Would you copy all lines in the data that contain the word "active"?

Start of EXERCISE MATERIAL

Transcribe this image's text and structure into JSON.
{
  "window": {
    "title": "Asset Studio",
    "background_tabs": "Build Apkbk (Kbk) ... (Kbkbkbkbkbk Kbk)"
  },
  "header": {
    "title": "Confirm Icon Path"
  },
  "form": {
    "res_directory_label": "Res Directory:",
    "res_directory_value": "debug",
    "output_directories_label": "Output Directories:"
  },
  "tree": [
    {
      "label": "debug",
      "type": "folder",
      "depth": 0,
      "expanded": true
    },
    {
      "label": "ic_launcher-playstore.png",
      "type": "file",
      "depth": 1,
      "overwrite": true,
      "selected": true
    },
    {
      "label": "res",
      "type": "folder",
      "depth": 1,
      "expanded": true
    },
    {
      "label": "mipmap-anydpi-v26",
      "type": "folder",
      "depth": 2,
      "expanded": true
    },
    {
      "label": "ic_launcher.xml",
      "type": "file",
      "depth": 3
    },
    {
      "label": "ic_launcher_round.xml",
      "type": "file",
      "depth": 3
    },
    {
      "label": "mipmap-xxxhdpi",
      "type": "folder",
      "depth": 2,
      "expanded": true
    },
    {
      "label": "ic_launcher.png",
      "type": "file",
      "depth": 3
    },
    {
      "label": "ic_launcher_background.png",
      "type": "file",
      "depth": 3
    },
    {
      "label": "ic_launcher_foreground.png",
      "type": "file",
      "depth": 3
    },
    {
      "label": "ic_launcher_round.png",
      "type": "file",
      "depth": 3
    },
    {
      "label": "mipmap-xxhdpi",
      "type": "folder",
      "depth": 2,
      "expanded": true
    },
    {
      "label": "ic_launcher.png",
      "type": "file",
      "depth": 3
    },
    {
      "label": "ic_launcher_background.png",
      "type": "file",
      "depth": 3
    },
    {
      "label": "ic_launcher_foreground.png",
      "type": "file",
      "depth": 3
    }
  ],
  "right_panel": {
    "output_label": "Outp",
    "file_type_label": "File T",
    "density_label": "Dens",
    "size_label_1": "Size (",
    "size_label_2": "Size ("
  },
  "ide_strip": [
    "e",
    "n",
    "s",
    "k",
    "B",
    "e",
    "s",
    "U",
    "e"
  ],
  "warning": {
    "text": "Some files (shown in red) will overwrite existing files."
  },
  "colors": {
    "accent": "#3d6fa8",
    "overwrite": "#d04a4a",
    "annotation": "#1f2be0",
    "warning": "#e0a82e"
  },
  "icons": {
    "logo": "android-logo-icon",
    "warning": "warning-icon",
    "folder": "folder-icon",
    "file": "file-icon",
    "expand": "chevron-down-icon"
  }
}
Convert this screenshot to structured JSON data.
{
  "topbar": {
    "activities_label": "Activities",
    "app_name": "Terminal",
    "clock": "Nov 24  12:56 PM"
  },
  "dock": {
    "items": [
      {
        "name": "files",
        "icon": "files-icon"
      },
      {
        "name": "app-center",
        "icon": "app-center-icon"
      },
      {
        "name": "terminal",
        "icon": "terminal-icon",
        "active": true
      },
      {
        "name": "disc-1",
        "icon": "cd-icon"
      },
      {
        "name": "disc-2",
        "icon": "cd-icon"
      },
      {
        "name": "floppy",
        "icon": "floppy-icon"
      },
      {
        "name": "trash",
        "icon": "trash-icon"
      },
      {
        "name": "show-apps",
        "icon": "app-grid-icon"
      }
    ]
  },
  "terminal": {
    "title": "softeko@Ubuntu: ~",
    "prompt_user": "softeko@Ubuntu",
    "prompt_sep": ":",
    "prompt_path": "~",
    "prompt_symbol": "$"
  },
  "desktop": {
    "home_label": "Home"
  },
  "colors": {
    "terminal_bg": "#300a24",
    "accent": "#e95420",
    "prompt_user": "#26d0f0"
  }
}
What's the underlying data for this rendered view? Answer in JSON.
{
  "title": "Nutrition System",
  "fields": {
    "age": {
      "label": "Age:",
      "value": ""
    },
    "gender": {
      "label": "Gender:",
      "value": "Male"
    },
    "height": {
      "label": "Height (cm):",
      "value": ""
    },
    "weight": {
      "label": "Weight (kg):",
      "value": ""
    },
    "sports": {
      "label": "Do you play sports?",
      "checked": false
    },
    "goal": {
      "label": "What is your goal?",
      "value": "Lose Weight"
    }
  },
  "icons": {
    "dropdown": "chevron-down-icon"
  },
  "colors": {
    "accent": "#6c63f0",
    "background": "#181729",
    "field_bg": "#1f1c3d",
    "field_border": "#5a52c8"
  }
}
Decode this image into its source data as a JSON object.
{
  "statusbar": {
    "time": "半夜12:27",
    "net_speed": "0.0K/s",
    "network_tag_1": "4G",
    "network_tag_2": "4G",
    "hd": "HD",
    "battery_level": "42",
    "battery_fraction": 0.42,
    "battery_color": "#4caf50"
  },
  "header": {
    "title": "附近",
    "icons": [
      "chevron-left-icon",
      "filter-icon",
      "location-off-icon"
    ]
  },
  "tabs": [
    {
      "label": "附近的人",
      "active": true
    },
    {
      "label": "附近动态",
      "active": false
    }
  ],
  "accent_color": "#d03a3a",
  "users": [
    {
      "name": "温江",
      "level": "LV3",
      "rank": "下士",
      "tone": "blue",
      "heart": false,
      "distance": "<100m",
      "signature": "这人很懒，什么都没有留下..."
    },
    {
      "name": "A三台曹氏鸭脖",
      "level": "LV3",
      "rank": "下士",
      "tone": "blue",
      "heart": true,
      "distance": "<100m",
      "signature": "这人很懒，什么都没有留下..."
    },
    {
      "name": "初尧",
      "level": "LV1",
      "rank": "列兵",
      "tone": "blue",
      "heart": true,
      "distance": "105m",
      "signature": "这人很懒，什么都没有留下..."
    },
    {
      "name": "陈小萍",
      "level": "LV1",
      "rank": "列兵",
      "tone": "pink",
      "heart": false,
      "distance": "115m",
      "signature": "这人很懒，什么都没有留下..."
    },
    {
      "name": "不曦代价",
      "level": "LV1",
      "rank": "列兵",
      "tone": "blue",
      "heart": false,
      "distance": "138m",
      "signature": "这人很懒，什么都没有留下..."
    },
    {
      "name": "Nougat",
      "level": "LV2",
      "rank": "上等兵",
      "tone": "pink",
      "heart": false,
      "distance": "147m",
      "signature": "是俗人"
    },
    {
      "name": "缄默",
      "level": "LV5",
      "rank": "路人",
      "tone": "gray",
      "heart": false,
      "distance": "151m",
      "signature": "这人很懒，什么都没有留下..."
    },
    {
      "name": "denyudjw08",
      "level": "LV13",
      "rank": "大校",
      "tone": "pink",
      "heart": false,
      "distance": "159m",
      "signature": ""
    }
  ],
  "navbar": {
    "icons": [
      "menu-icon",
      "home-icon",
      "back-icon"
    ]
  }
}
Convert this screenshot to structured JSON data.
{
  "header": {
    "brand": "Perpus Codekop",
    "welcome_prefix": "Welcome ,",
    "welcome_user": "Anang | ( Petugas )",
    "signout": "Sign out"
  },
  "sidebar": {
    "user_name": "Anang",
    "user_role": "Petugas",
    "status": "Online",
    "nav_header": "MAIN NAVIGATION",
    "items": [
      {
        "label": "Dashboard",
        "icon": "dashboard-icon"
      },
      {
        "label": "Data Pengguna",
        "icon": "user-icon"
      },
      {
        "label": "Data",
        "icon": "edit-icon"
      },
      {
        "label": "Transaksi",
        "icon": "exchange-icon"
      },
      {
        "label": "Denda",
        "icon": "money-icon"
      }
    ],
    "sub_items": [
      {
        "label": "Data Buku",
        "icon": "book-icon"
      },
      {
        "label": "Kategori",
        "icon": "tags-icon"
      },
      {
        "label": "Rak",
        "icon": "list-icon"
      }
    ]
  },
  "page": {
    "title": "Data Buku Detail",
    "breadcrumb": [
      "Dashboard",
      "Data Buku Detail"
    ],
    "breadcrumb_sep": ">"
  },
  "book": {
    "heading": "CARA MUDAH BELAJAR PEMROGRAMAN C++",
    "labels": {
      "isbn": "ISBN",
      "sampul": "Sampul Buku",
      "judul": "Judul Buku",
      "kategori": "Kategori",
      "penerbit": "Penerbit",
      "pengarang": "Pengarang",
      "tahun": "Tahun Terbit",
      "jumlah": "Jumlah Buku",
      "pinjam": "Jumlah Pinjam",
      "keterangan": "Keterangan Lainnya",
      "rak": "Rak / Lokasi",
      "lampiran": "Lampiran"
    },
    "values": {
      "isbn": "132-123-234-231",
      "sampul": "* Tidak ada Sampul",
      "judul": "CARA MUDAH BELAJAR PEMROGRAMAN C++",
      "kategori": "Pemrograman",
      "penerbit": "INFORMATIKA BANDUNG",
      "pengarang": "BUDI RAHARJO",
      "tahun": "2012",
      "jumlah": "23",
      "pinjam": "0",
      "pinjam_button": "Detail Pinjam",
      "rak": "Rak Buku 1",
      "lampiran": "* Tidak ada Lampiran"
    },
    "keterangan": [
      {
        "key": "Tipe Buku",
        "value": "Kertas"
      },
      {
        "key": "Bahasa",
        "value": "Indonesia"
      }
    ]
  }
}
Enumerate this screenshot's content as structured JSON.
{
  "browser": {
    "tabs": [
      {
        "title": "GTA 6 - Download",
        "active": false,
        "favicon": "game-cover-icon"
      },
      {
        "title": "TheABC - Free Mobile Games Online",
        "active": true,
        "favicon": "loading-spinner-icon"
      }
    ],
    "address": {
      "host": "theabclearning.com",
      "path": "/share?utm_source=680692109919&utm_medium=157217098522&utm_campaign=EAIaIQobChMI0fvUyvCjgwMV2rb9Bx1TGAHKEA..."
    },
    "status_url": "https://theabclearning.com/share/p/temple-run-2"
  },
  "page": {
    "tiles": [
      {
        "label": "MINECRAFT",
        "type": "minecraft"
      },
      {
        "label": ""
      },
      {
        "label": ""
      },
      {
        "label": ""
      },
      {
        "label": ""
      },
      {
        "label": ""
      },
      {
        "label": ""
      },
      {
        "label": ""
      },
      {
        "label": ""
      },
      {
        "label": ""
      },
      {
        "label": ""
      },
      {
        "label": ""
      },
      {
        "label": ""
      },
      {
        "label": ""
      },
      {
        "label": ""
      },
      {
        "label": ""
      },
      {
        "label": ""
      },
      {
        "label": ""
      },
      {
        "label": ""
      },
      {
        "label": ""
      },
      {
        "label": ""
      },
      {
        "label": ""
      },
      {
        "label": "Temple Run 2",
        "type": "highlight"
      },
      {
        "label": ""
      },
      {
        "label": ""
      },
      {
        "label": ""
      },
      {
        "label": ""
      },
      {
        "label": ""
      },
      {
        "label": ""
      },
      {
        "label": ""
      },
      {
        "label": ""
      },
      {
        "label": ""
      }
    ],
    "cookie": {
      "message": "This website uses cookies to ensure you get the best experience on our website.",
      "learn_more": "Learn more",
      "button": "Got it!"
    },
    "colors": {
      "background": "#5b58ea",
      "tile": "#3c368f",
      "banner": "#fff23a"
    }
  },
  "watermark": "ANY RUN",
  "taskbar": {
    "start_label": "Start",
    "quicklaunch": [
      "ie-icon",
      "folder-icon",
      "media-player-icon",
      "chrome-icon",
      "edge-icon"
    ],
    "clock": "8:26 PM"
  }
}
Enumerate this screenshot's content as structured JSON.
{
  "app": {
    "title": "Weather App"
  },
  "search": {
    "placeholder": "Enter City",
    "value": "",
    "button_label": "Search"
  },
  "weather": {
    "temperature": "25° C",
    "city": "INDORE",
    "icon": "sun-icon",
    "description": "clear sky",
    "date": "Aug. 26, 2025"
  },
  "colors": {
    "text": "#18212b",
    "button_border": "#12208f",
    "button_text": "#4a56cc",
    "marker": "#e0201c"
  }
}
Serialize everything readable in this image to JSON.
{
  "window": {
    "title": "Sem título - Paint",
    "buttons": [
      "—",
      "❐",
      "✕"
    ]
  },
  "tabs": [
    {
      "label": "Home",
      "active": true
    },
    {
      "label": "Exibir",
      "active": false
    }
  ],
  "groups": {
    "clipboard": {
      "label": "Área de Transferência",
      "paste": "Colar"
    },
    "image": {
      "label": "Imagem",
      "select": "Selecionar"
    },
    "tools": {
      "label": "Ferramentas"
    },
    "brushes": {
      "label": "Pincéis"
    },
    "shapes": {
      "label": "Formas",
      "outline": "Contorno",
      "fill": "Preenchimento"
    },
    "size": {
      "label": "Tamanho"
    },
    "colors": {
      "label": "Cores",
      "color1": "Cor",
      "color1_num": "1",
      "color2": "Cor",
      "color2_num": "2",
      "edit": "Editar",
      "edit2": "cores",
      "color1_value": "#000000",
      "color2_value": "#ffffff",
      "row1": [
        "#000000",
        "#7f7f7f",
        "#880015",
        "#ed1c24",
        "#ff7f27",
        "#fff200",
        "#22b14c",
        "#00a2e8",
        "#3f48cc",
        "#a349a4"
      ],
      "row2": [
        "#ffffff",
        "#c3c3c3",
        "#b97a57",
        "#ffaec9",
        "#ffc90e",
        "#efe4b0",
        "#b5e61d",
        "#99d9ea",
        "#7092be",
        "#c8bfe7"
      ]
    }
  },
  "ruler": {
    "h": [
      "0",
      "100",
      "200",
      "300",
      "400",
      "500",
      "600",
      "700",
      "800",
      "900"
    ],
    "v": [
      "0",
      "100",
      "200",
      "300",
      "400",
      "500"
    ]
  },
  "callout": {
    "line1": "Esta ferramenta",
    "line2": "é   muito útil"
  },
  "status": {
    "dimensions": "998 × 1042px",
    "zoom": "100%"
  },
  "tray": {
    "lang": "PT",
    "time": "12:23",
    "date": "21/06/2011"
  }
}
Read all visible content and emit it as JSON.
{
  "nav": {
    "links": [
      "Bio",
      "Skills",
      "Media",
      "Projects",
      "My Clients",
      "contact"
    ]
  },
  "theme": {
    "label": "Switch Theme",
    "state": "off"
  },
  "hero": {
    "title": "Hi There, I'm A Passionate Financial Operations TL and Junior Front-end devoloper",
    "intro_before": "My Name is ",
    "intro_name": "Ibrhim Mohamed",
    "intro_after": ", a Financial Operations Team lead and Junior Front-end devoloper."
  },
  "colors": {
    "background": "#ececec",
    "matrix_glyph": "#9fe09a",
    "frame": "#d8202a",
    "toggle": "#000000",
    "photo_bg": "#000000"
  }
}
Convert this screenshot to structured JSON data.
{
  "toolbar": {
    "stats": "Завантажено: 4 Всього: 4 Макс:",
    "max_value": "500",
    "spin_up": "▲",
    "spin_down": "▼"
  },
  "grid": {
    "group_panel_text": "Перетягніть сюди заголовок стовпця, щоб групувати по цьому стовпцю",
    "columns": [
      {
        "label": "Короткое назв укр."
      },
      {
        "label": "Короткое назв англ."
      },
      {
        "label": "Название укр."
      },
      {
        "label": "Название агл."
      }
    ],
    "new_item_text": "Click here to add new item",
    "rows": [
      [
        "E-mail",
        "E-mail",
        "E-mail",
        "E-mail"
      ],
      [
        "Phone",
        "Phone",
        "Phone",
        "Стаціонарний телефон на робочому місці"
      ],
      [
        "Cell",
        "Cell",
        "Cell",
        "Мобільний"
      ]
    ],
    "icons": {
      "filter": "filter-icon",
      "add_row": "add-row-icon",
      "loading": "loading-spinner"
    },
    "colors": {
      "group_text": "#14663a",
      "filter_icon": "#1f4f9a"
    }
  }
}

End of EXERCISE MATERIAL

## COMPLETED TASK
        "active": true
      "active": true
      "active": false
        "active": false,
        "active": true,
      "active": true
      "active": false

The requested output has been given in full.